Energy companies have historically kept operational systems that run pipelines or power plants disconnected from the broader internet. This meant that hackers could not easily access the most critical infrastructure. But, increasingly, companies are now installing more sophisticated monitoring and diagnostics software to operate these systems more efficiently. This potentially creates new risks. “Now these systems are all interconnected in ways that the companies don’t always fully understand, ” said Marty Edwards, vice president of operational technology at Tenable, a cyber exposure company. “That provides an opportunity for attacks in one area to propagate elsewhere.” (here)
With the increasing cybersecurity risk in the public sector, the U.S. Department of Homeland Security announced that it is moving to regulate cybersecurity in the pipeline industry for the first time in order to prevent a repeat of the Colonial breach. The Transportation Security Administration, a DHS agency, is expected to issue a directive requiring pipeline companies to report cyber breaches to federal authorities. A set of mandatory rules for safeguarding systems is anticipated. In the past, the TSA only offered voluntary guidelines. Although mandatory cybersecurity standards might mollify some critics, the proposed rulemaking may also draw criticism from lawmakers who say the agency lacks the resources and expertise to take on a larger policing role. (here) The directive is also expected to prompt criticism from private operators concerned about increased government regulation. The American Petroleum Institute said that any new regulations should include “reciprocal information sharing and liability protections.” (here)

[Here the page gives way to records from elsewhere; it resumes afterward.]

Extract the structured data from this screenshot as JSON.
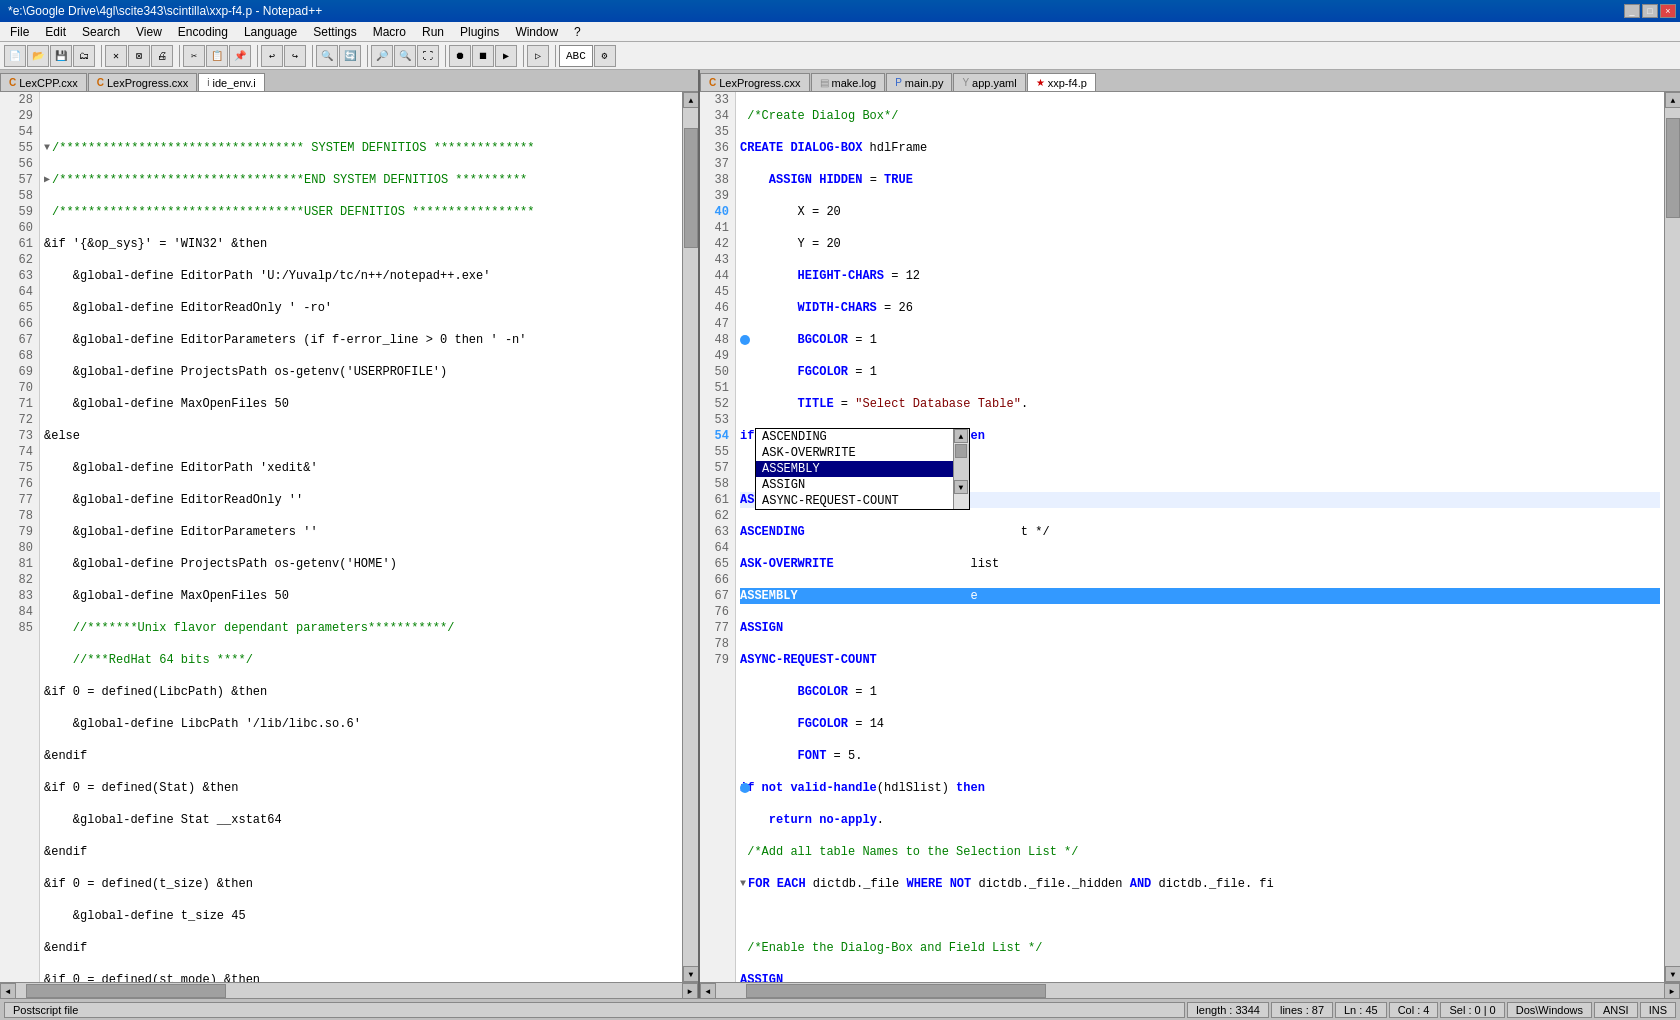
{
  "titleBar": {
    "title": "*e:\\Google Drive\\4gl\\scite343\\scintilla\\xxp-f4.p - Notepad++",
    "minimizeLabel": "_",
    "maximizeLabel": "□",
    "closeLabel": "×"
  },
  "menuBar": {
    "items": [
      "File",
      "Edit",
      "Search",
      "View",
      "Encoding",
      "Language",
      "Settings",
      "Macro",
      "Run",
      "Plugins",
      "Window",
      "?"
    ]
  },
  "leftPanel": {
    "tabs": [
      {
        "label": "LexCPP.cxx",
        "active": false
      },
      {
        "label": "LexProgress.cxx",
        "active": false
      },
      {
        "label": "ide_env.i",
        "active": true
      }
    ]
  },
  "rightPanel": {
    "tabs": [
      {
        "label": "LexProgress.cxx",
        "active": false
      },
      {
        "label": "make.log",
        "active": false
      },
      {
        "label": "main.py",
        "active": false
      },
      {
        "label": "app.yaml",
        "active": false
      },
      {
        "label": "xxp-f4.p",
        "active": true
      }
    ]
  },
  "autocomplete": {
    "items": [
      {
        "label": "ASCENDING",
        "selected": false
      },
      {
        "label": "ASK-OVERWRITE",
        "selected": false
      },
      {
        "label": "ASSEMBLY",
        "selected": true
      },
      {
        "label": "ASSIGN",
        "selected": false
      },
      {
        "label": "ASYNC-REQUEST-COUNT",
        "selected": false
      }
    ]
  },
  "statusBar": {
    "leftLabel": "Postscript file",
    "length": "length : 3344",
    "lines": "lines : 87",
    "ln": "Ln : 45",
    "col": "Col : 4",
    "sel": "Sel : 0 | 0",
    "dosWindows": "Dos\\Windows",
    "ansi": "ANSI",
    "ins": "INS"
  }
}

5. What has Changed?
Nothing. The news over the past week simply brought back to the headlines another ransomware incident, albeit a failed attempt; while Microsoft announced a phishing campaign that targeted the U.S. Agency for International Development (AID). Both involved Russian cyberactors.
On May 24, 2021, Egor Igorevich Kriuchkov, a Russian citizen, was sentenced to time in custody by U.S. District Judge Miranda Du, in Reno, Nevada, for attempting to pay a Tesla employee $500,000 to install computer malware at the company’s electric battery plant in an attempt to steal corporate secrets for ransom. (here) Mr. Kriuchkov will now be deported. The intrusion was designed as a distributed denial-of-service attack, using junk data to flood the Tesla computer system, while a second intrusion would let co-conspirators extract data from the company’s network and demand ransom with the threat of making information public. Sound familiar?
On May 27, 2021, Microsoft vice president Tom Burt announced that Russian cyberspies had launched a targeted phishing assault on U.S. and foreign government agencies and think tanks. (here) The intrusion used an email marketing account of U.S. AID and targeted about 3,000 email accounts at more than 150 different organizations. It was estimated that a quarter of them are involved in international development, humanitarian aid and human rights work. Microsoft said Nobelium was behind the attack, the same Russian cyberactor behind the SolarWinds breach. The ongoing intrusion evolved out of several waves of spear-phishing campaigns that were detected in January and escalated to the mass mailings during the past week. Sound familiar?
The internet is a dark and dangerous place. The growing number of cybersecurity incidents has led some insurers to raise premiums and others to limit coverage in high risk areas. “[T]he continually increasing frequency and severity of cyberattacks, especially ransomware attacks, have led insurers to reduce cyber coverage limits for certain riskier industry sectors, such as health care and education, and for public entities and to add specific limits on ransomware coverage,” the U.S. Government Accountability Office said in a report released earlier this month. (here and here) According to the White House Council of Economic Advisors, the cost of malicious cyber activity to the U.S. economy in 2016 was between $57 billion and $109 billion. For almost twenty-five years, since 1997, the GAO has designated cybersecurity as a “government-wide high-risk area, and U.S. businesses and other entities continue to face significant cybersecurity risks with the potential for large losses.”